● **Work item**
Repeat each entry as written and leave the images out of the copy.

● **Available records**
# # # # #
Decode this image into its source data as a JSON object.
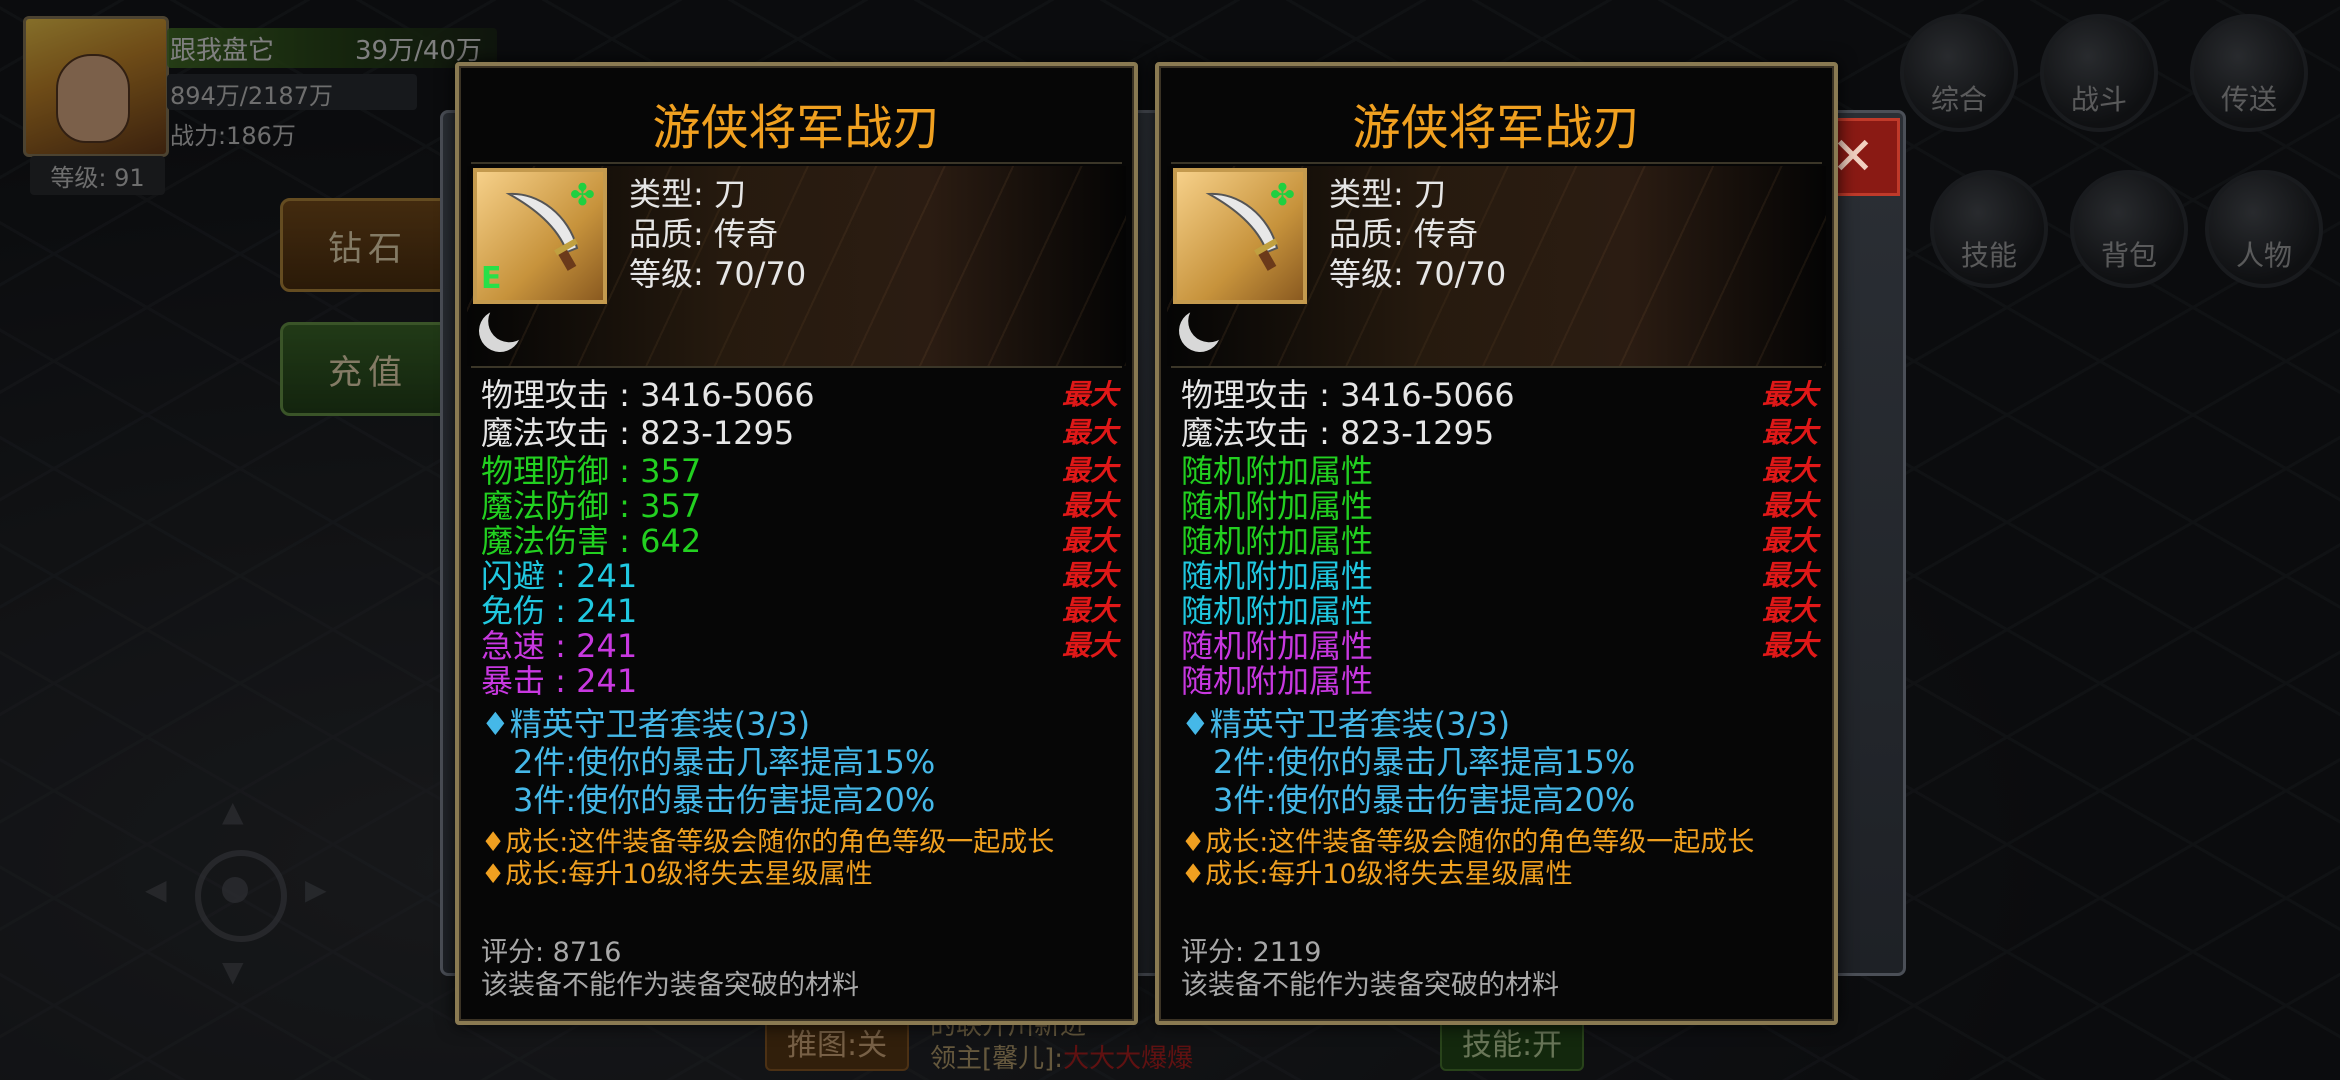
{
  "hud": {
    "name": "跟我盘它",
    "hp": "39万/40万",
    "exp": "894万/2187万",
    "power": "战力:186万",
    "level": "等级: 91"
  },
  "side_buttons": {
    "diamond": "钻石",
    "recharge": "充值"
  },
  "right_menu": {
    "comprehensive": "综合",
    "battle": "战斗",
    "teleport": "传送",
    "skill": "技能",
    "bag": "背包",
    "character": "人物"
  },
  "bottom": {
    "map_button": "推图:关",
    "skill_button": "技能:开",
    "log_line1": "的联开川新进",
    "log_line2_prefix": "领主[馨儿]:",
    "log_line2_red": "大大大爆爆"
  },
  "close_icon": "close-icon",
  "cards": [
    {
      "title": "游侠将军战刃",
      "badge": "E",
      "type": "类型: 刀",
      "quality": "品质: 传奇",
      "level": "等级: 70/70",
      "stats": [
        {
          "text": "物理攻击 : 3416-5066",
          "color": "white",
          "max": "最大"
        },
        {
          "text": "魔法攻击 : 823-1295",
          "color": "white",
          "max": "最大"
        },
        {
          "text": "物理防御 : 357",
          "color": "green",
          "max": "最大"
        },
        {
          "text": "魔法防御 : 357",
          "color": "green",
          "max": "最大"
        },
        {
          "text": "魔法伤害 : 642",
          "color": "green",
          "max": "最大"
        },
        {
          "text": "闪避 : 241",
          "color": "cyan",
          "max": "最大"
        },
        {
          "text": "免伤 : 241",
          "color": "cyan",
          "max": "最大"
        },
        {
          "text": "急速 : 241",
          "color": "purple",
          "max": "最大"
        },
        {
          "text": "暴击 : 241",
          "color": "purple",
          "max": ""
        }
      ],
      "set_name": "♦精英守卫者套装(3/3)",
      "set_bonus": [
        "2件:使你的暴击几率提高15%",
        "3件:使你的暴击伤害提高20%"
      ],
      "growth": [
        "♦成长:这件装备等级会随你的角色等级一起成长",
        "♦成长:每升10级将失去星级属性"
      ],
      "score": "评分: 8716",
      "note": "该装备不能作为装备突破的材料"
    },
    {
      "title": "游侠将军战刃",
      "badge": "",
      "type": "类型: 刀",
      "quality": "品质: 传奇",
      "level": "等级: 70/70",
      "stats": [
        {
          "text": "物理攻击 : 3416-5066",
          "color": "white",
          "max": "最大"
        },
        {
          "text": "魔法攻击 : 823-1295",
          "color": "white",
          "max": "最大"
        },
        {
          "text": "随机附加属性",
          "color": "green",
          "max": "最大"
        },
        {
          "text": "随机附加属性",
          "color": "green",
          "max": "最大"
        },
        {
          "text": "随机附加属性",
          "color": "green",
          "max": "最大"
        },
        {
          "text": "随机附加属性",
          "color": "cyan",
          "max": "最大"
        },
        {
          "text": "随机附加属性",
          "color": "cyan",
          "max": "最大"
        },
        {
          "text": "随机附加属性",
          "color": "purple",
          "max": "最大"
        },
        {
          "text": "随机附加属性",
          "color": "purple",
          "max": ""
        }
      ],
      "set_name": "♦精英守卫者套装(3/3)",
      "set_bonus": [
        "2件:使你的暴击几率提高15%",
        "3件:使你的暴击伤害提高20%"
      ],
      "growth": [
        "♦成长:这件装备等级会随你的角色等级一起成长",
        "♦成长:每升10级将失去星级属性"
      ],
      "score": "评分: 2119",
      "note": "该装备不能作为装备突破的材料"
    }
  ],
  "colors": {
    "title": "#f0a020",
    "white": "#e6e6e6",
    "green": "#22d020",
    "cyan": "#20c8e0",
    "purple": "#c838e0",
    "set": "#45b8e8",
    "growth": "#f0a020",
    "max": "#e01818"
  }
}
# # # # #
● **Finished task**
Decode this image into its source data as a JSON object.
{
  "hud": {
    "name": "跟我盘它",
    "hp": "39万/40万",
    "exp": "894万/2187万",
    "power": "战力:186万",
    "level": "等级: 91"
  },
  "side_buttons": {
    "diamond": "钻石",
    "recharge": "充值"
  },
  "right_menu": {
    "comprehensive": "综合",
    "battle": "战斗",
    "teleport": "传送",
    "skill": "技能",
    "bag": "背包",
    "character": "人物"
  },
  "bottom": {
    "map_button": "推图:关",
    "skill_button": "技能:开",
    "log_line1": "的联开川新进",
    "log_line2_prefix": "领主[馨儿]:",
    "log_line2_red": "大大大爆爆"
  },
  "close_icon": "close-icon",
  "cards": [
    {
      "title": "游侠将军战刃",
      "badge": "E",
      "type": "类型: 刀",
      "quality": "品质: 传奇",
      "level": "等级: 70/70",
      "stats": [
        {
          "text": "物理攻击 : 3416-5066",
          "color": "white",
          "max": "最大"
        },
        {
          "text": "魔法攻击 : 823-1295",
          "color": "white",
          "max": "最大"
        },
        {
          "text": "物理防御 : 357",
          "color": "green",
          "max": "最大"
        },
        {
          "text": "魔法防御 : 357",
          "color": "green",
          "max": "最大"
        },
        {
          "text": "魔法伤害 : 642",
          "color": "green",
          "max": "最大"
        },
        {
          "text": "闪避 : 241",
          "color": "cyan",
          "max": "最大"
        },
        {
          "text": "免伤 : 241",
          "color": "cyan",
          "max": "最大"
        },
        {
          "text": "急速 : 241",
          "color": "purple",
          "max": "最大"
        },
        {
          "text": "暴击 : 241",
          "color": "purple",
          "max": ""
        }
      ],
      "set_name": "♦精英守卫者套装(3/3)",
      "set_bonus": [
        "2件:使你的暴击几率提高15%",
        "3件:使你的暴击伤害提高20%"
      ],
      "growth": [
        "♦成长:这件装备等级会随你的角色等级一起成长",
        "♦成长:每升10级将失去星级属性"
      ],
      "score": "评分: 8716",
      "note": "该装备不能作为装备突破的材料"
    },
    {
      "title": "游侠将军战刃",
      "badge": "",
      "type": "类型: 刀",
      "quality": "品质: 传奇",
      "level": "等级: 70/70",
      "stats": [
        {
          "text": "物理攻击 : 3416-5066",
          "color": "white",
          "max": "最大"
        },
        {
          "text": "魔法攻击 : 823-1295",
          "color": "white",
          "max": "最大"
        },
        {
          "text": "随机附加属性",
          "color": "green",
          "max": "最大"
        },
        {
          "text": "随机附加属性",
          "color": "green",
          "max": "最大"
        },
        {
          "text": "随机附加属性",
          "color": "green",
          "max": "最大"
        },
        {
          "text": "随机附加属性",
          "color": "cyan",
          "max": "最大"
        },
        {
          "text": "随机附加属性",
          "color": "cyan",
          "max": "最大"
        },
        {
          "text": "随机附加属性",
          "color": "purple",
          "max": "最大"
        },
        {
          "text": "随机附加属性",
          "color": "purple",
          "max": ""
        }
      ],
      "set_name": "♦精英守卫者套装(3/3)",
      "set_bonus": [
        "2件:使你的暴击几率提高15%",
        "3件:使你的暴击伤害提高20%"
      ],
      "growth": [
        "♦成长:这件装备等级会随你的角色等级一起成长",
        "♦成长:每升10级将失去星级属性"
      ],
      "score": "评分: 2119",
      "note": "该装备不能作为装备突破的材料"
    }
  ],
  "colors": {
    "title": "#f0a020",
    "white": "#e6e6e6",
    "green": "#22d020",
    "cyan": "#20c8e0",
    "purple": "#c838e0",
    "set": "#45b8e8",
    "growth": "#f0a020",
    "max": "#e01818"
  }
}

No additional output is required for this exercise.